- By Thomas E. RicksThomas E. Ricks covered the U.S. military for the Washington Post from 2000 through 2008. He can be reached at email@example.com.
Col. Keith Nightingale, U.S. Army (Ret.)
Best Defense professor of ground combat studies
Study a photograph of infantry soldiers at a battlefield service. It is all about choices in the darkest of mortal moments. No one does what is required to take this ground without having a profound inner moment and point of personal decision:
I have to believe in God who got me through this night.
I cannot believe in a God who would permit what I have just lived through.
After an extended and highly lethal assault to take the position, part of the force is convening for a moment with their God in the cathedral they just claimed. The broken trees, churned earth, and demolished bunker attest to what these troops have just seen and done for a prolonged period of time. They are the survivors and they have become believers, if they weren’t believers already.
Combat or the lull thereafter forces deep, lasting personal choices that are glued to the inner core of the combatant for the remainder of life and are as hard and unyielding as the persons who made them.
Not shown are those others, now alone with their thoughts and reflections, absorbed with the horror of the night and their personal role in the outcome. Both the believers and the unbelievers are of the same body, but they have acquired vastly different souls. That is the conundrum of combat. It forces deep visceral life changes for all who participated.
These relative positions are not good or bad. They are just what is and what will be, and we need to appreciate that. Each participant addresses mortal experiences in his or her own way. It is as immutable as is the concept of a belief in a higher being or the rejection of such.
It is a truism that there are no atheists in foxholes, but perhaps the better term is a non-chooser. Grunts, who arrived in battle with only a cursory religious aspect if any, quickly became fervent converts or fervent heretics. Combat does that. Chance is too obvious and luck too ephemeral.
In the darkest part of the night, rent with explosive flashes, crossing tracers, exploding grenades, and the deep, visceral sounds of the intimately, mortally engaged combatants struggling to snuff out as well as to save life, the participants find solace in a higher being or in the supreme strength in their own being. Some will be even closer together or farther apart as day emerges. The fortunate ones who were allowed to see the next day are pictured here. They are gathered to give deep, profound thanks for whatever permitted them to see the light of that day and the promise of more. They are firm believers.
On the line, unseen, are others who harbor grave misgivings regarding a God and have come to believe that their life is simply as it is lived, and that luck and nature will dictate the final outcome. I believe in myself and I believe in my unit. Nothing else matters at this moment. Those seen gather to wish their absent companions the salvation and succor that belief brings to the living. They also come to reinforce the internal strength that belief in a greater force and purpose may bring.
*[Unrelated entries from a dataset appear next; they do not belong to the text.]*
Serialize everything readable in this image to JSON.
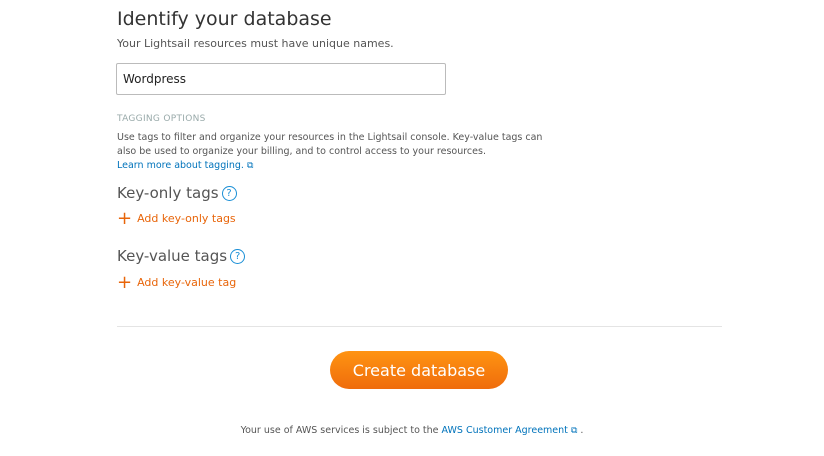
{
  "title": "Identify your database",
  "subtitle": "Your Lightsail resources must have unique names.",
  "name_input": {
    "value": "Wordpress"
  },
  "tagging": {
    "label": "TAGGING OPTIONS",
    "description": "Use tags to filter and organize your resources in the Lightsail console. Key-value tags can also be used to organize your billing, and to control access to your resources.",
    "learn_more": "Learn more about tagging.",
    "key_only_heading": "Key-only tags",
    "add_key_only": "Add key-only tags",
    "key_value_heading": "Key-value tags",
    "add_key_value": "Add key-value tag"
  },
  "create_button": "Create database",
  "footer": {
    "text": "Your use of AWS services is subject to the",
    "link": "AWS Customer Agreement",
    "end": "."
  },
  "icons": {
    "help": "?",
    "plus": "+",
    "external": "⧉"
  }
}
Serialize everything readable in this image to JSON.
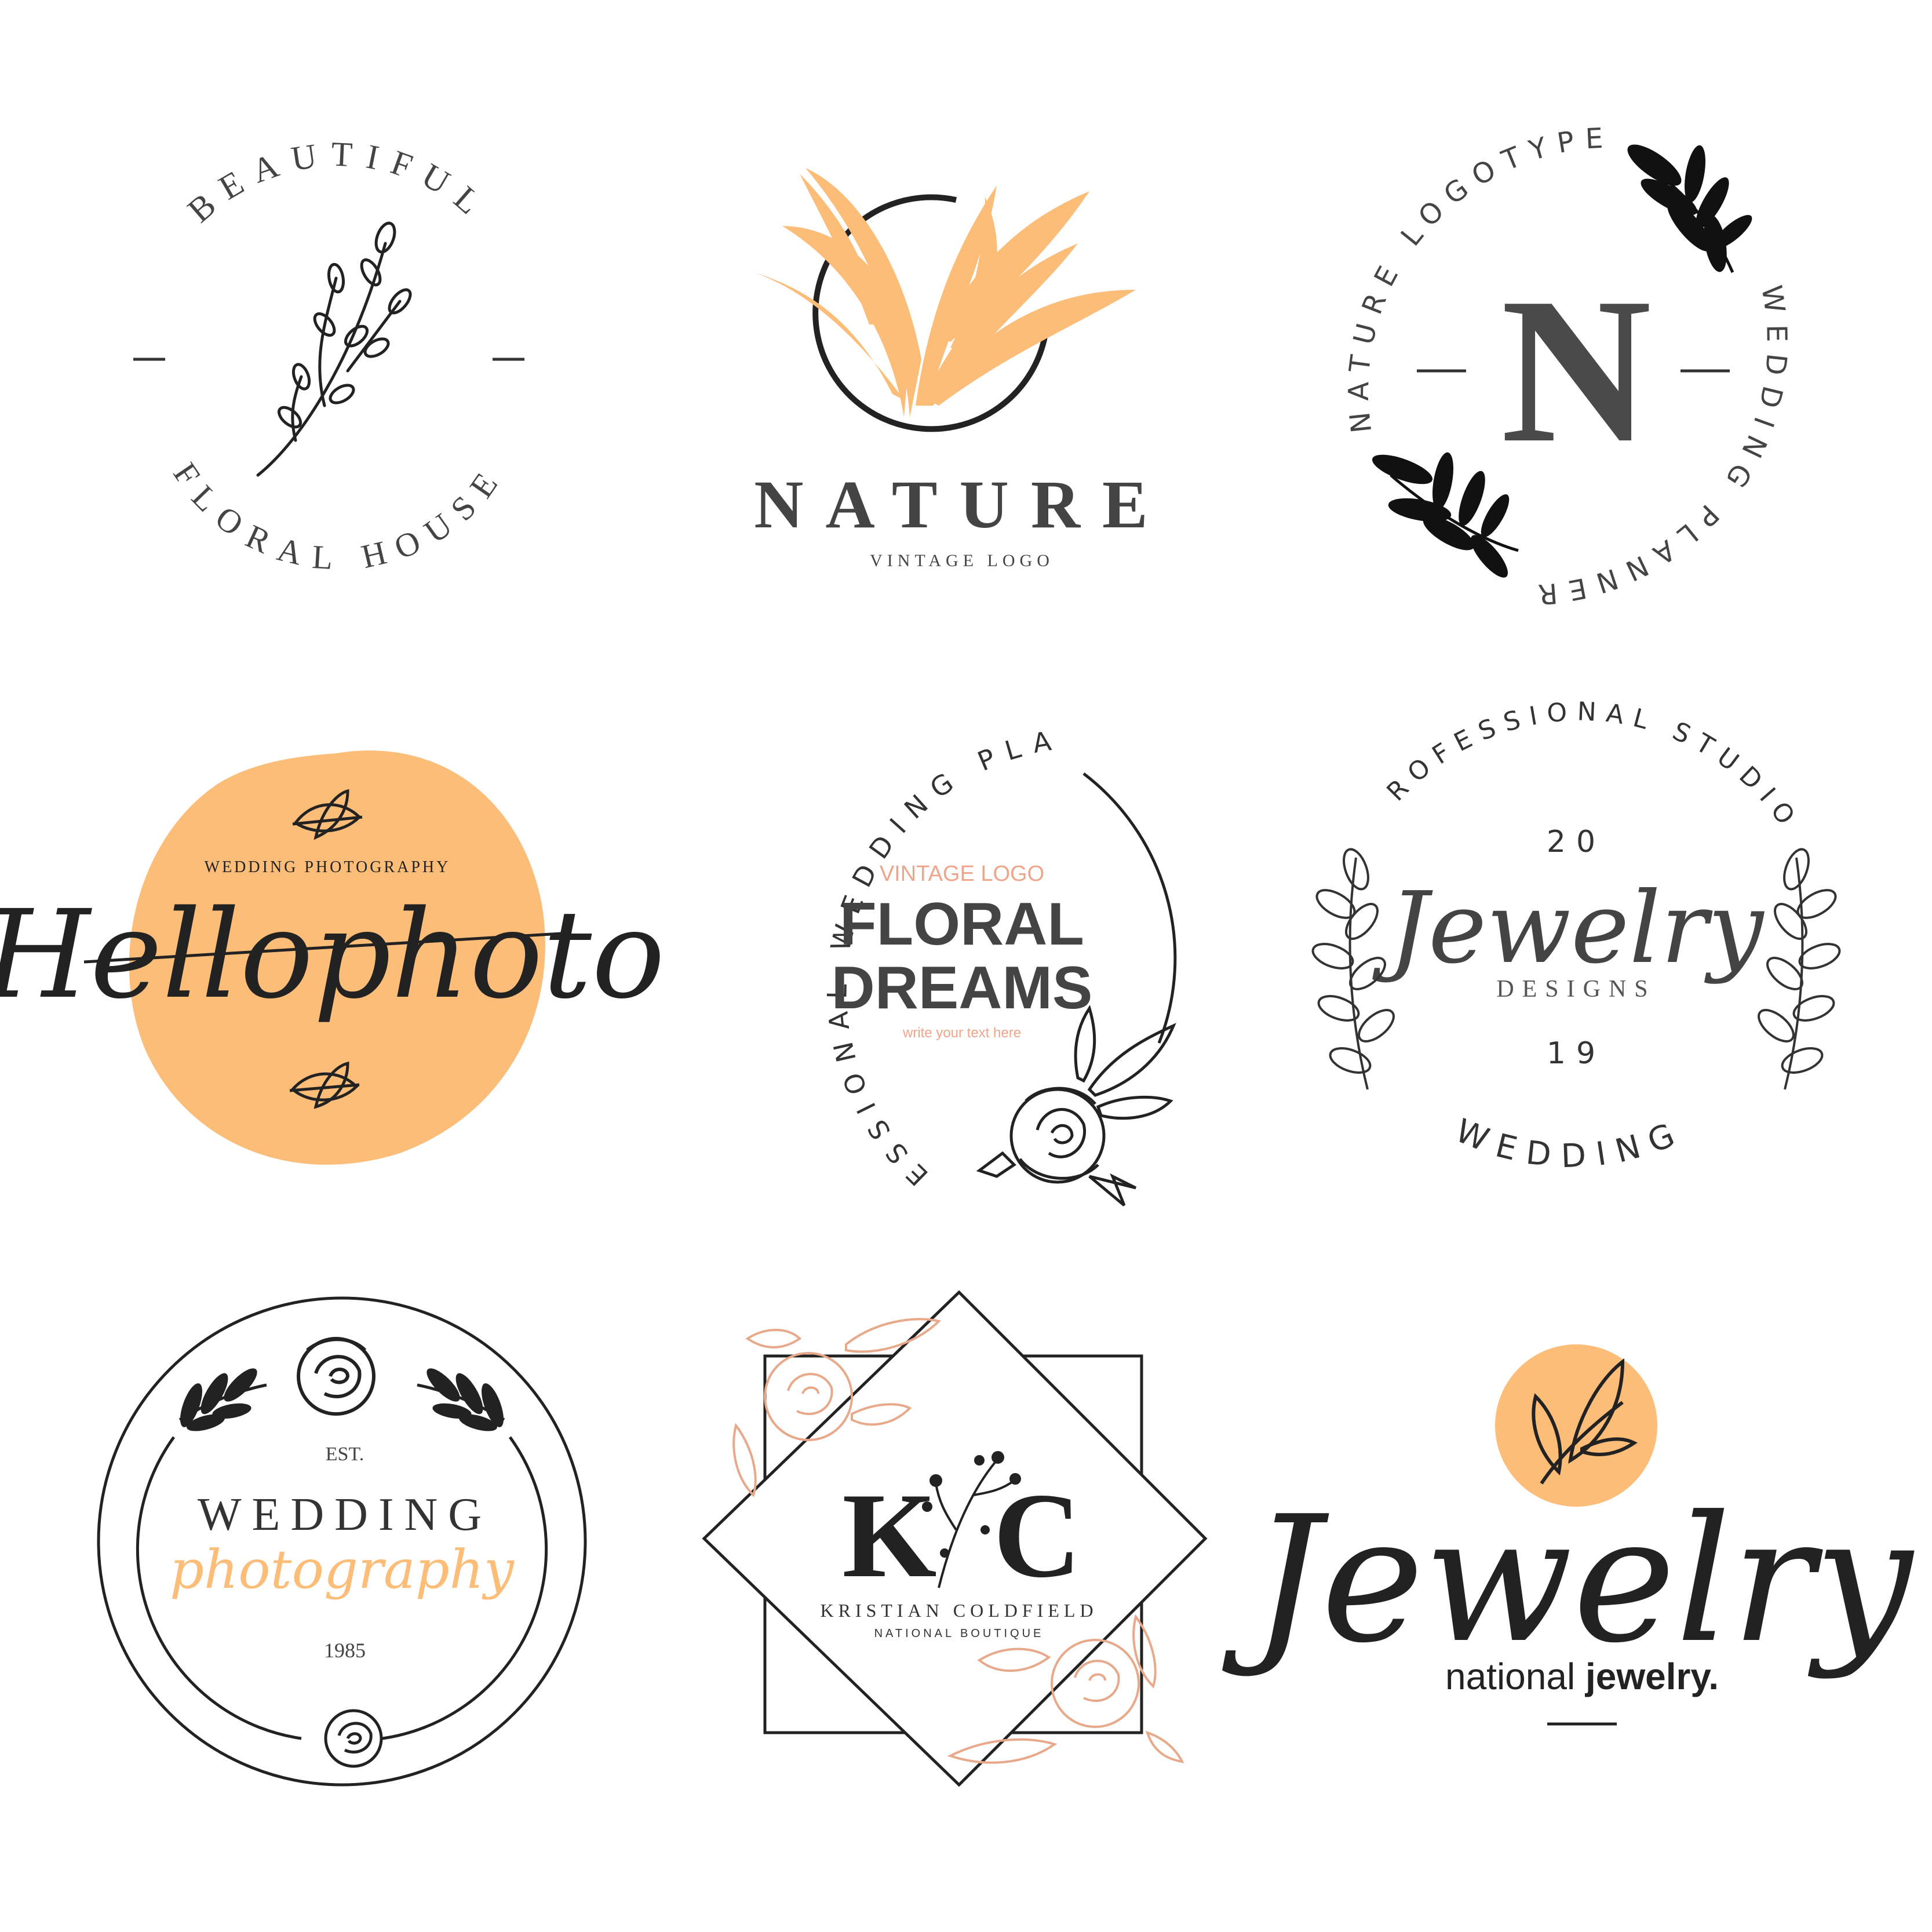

Others mourn the loss of their friends as the luck of the draw. The reservoir of individual chosen strengths will guide them through the future and hopefully preserve their existence in this world. It works for both choices. They all gather on the hard-won land of mortal conflict to honor that which brought them through then, and hopefully will again.
There are no choices not made in the land of the grunt.
Col. (Ret.) Keith Nightingale commanded four infantry companies, three battalions, and two brigades. These units included two tours in Vietnam, the Grenada invasion, and several classified counter-terrorist operations, including the Iran rescue attempt. He was a founding member of the 1-75th Rangers as well as one of the original members of what is now Joint Special Operations Command and U.S. Special Operations Command. Nightingale has written numerous articles on the infantry in both Vietnam and the Desert Wars. He is a member of the Ranger Hall of Fame.
Photo credit: U.S. National Archives